Weselcouch, meanwhile, is drawing heavily on her background in analytics. “One of the things we look at is our field organizers and what they are doing every day. How many people are they calling? How many doors are they knocking on? Then we aggregate that data and present it in tiny little nuggets that senior staff can look at on their phone and understand in 10 seconds.”
Call it a dashboard for democracy.
It’s not easy to recruit for political campaigns, says Sasha Issenberg, the author of The Victory Lab: The Secret Science of Winning Campaigns. Campaigns grow quickly when the need arises or when the money comes in. It’s also hard to convince good people to leave stable, well-paying jobs for a gig with an expiration date. For this reason, he says, “Campaigns have never done a consistently good job at hiring people from outside the world of politics.”

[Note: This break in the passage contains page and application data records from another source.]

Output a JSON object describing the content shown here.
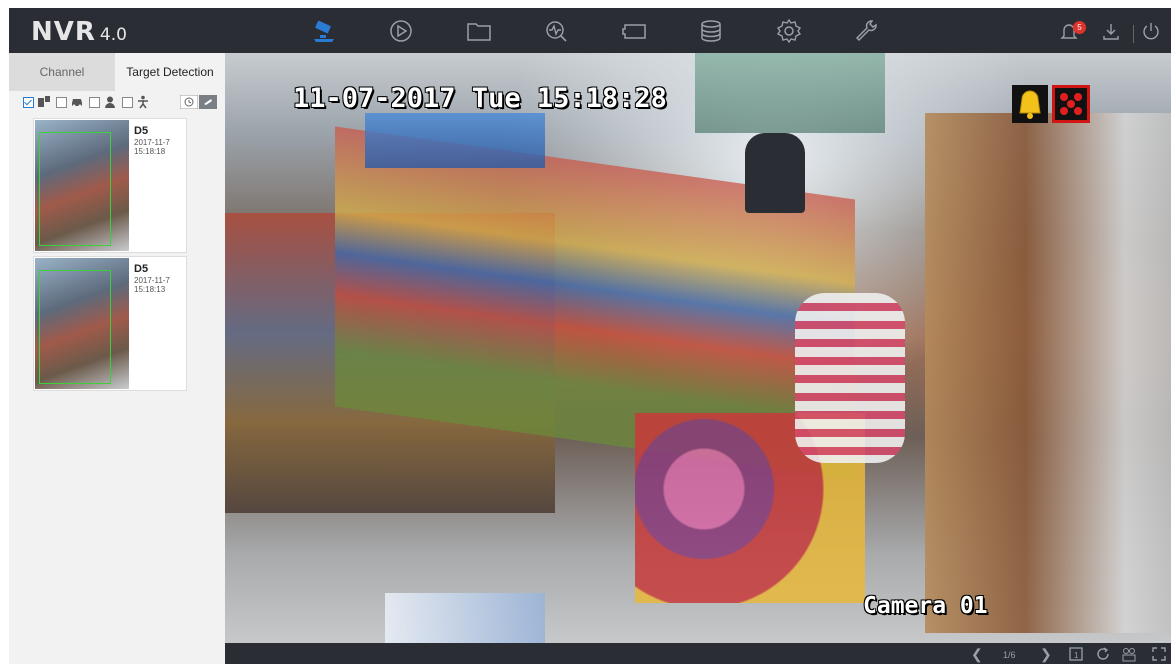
{
  "header": {
    "logo": "NVR",
    "version": "4.0",
    "nav": [
      {
        "icon": "live-view-camera-icon",
        "active": true
      },
      {
        "icon": "playback-icon"
      },
      {
        "icon": "file-management-icon"
      },
      {
        "icon": "smart-analysis-icon"
      },
      {
        "icon": "configuration-icon"
      },
      {
        "icon": "storage-icon"
      },
      {
        "icon": "system-settings-icon"
      },
      {
        "icon": "maintenance-icon"
      }
    ],
    "notification_count": "5",
    "accent_color": "#2a7bd4"
  },
  "sidebar": {
    "tabs": [
      {
        "label": "Channel",
        "active": false
      },
      {
        "label": "Target Detection",
        "active": true
      }
    ],
    "filters": [
      {
        "icon": "all-targets-icon",
        "checked": true
      },
      {
        "icon": "vehicle-icon",
        "checked": false
      },
      {
        "icon": "person-face-icon",
        "checked": false
      },
      {
        "icon": "human-body-icon",
        "checked": false
      }
    ],
    "events": [
      {
        "channel": "D5",
        "date": "2017-11-7",
        "time": "15:18:18"
      },
      {
        "channel": "D5",
        "date": "2017-11-7",
        "time": "15:18:13"
      }
    ]
  },
  "video": {
    "datetime": "11-07-2017 Tue 15:18:28",
    "camera_name": "Camera 01",
    "alarm_icons": [
      "alarm-bell-icon",
      "motion-detection-icon"
    ]
  },
  "bottombar": {
    "page_indicator": "1/6"
  }
}
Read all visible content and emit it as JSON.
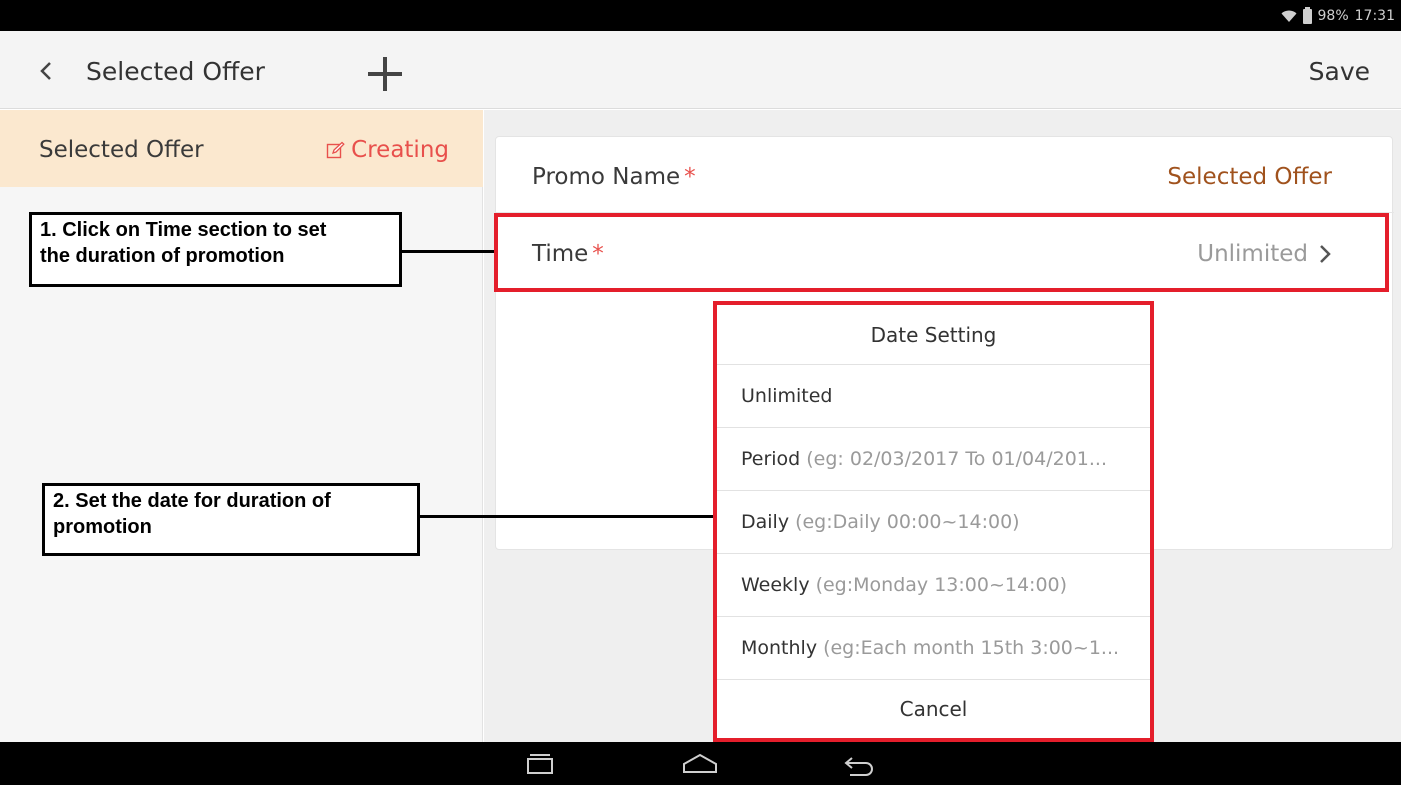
{
  "status_bar": {
    "battery": "98%",
    "time": "17:31"
  },
  "app_bar": {
    "title": "Selected Offer",
    "save_label": "Save"
  },
  "left_panel": {
    "item_name": "Selected Offer",
    "item_status": "Creating"
  },
  "form": {
    "promo_name_label": "Promo Name",
    "required_mark": "*",
    "promo_name_value": "Selected Offer",
    "time_label": "Time",
    "time_value": "Unlimited"
  },
  "dialog": {
    "title": "Date Setting",
    "options": [
      {
        "label": "Unlimited",
        "hint": ""
      },
      {
        "label": "Period",
        "hint": "(eg: 02/03/2017 To 01/04/201..."
      },
      {
        "label": "Daily",
        "hint": "(eg:Daily 00:00~14:00)"
      },
      {
        "label": "Weekly",
        "hint": "(eg:Monday 13:00~14:00)"
      },
      {
        "label": "Monthly",
        "hint": "(eg:Each month 15th 3:00~1..."
      }
    ],
    "cancel_label": "Cancel"
  },
  "callouts": {
    "step1_line1": "1. Click on Time section to set",
    "step1_line2": "the duration of promotion",
    "step2_line1": "2. Set the date for duration of",
    "step2_line2": "promotion"
  },
  "colors": {
    "accent_red": "#e41e2b",
    "status_red": "#e8504c",
    "value_brown": "#a0521d",
    "selected_item_bg": "#fbe8cf"
  }
}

The Clinton campaign is hardly the first to try to overcome the challenges. Both Obama campaigns, for example, experimented with different kinds of recruitment in certain departments. Teddy Goff, who led the famed digital campaign team, drew from unusual sources of talent, says Jonathan Alter, who wrote about it in his book The Center Holds: Obama and His Enemies. “He had two professional poker players, a nuclear physicist, and several other people with varied backgrounds who worked in ‘The Cave,’” he says. “They ended up doing an amazing job.” Meanwhile, Dan Wagner, Obama’s head of analytics, only hired people who could complete his complex problem sets.
But no campaign has tried to tackle the problem with a tailored, top-down approach until this one.
Koloc has a few things going for him. First, unlike some campaigns, Clinton has the money and staying power to recruit talented staff. “She knows she’s going to win [the primary],” says Hohmann. “She is going to raise a lot of money and set fundraising records, so she has the luxury.”
Clinton is also benefitting from excellent timing. Obama made campaigns sexy again, opening up the path for her to recruit the young and upwardly mobile. “That’s an enduring post-Obama change,” says Issenberg. “I do not think 12 years ago that people thought working on John Kerry’s or Al Gore’s campaign was cool or interesting. I think the innovation culture around the Obama campaign—which has gotten tons of media attention—[amplified] the idea that the things that happen in political campaigns are innovative and potentially at the cutting edge of fields unrelated to politics.”
Subramaniam agrees. “The campaign is dealing with the hard problems that whet every product manager, designer, and engineer’s appetite,” she says. The analytics team is working with massive data sets to mine for useful insights. The communications team is trying
to get a message across to millions of people about a candidate they will never meet in person. The products team is trying to build websites that appeal to the public and educate them.
But even with these advantages, Koloc still has his work cut out for him. He has to reach a new type of candidate, some of whom don’t even realize the campaign needs their skills. Markham said she didn’t even realize political campaigns hired staff engineers. “I didn’t even know that was on the radar; I’ve never been in politics before, so it wasn’t in my realm of experience,” she says. “When they contacted me, I was shocked, and then really, really excited . . . something like this doesn’t happen very often, the chance to be part of something potentially historic. This is the job you dream of having; you can make such a big impact.”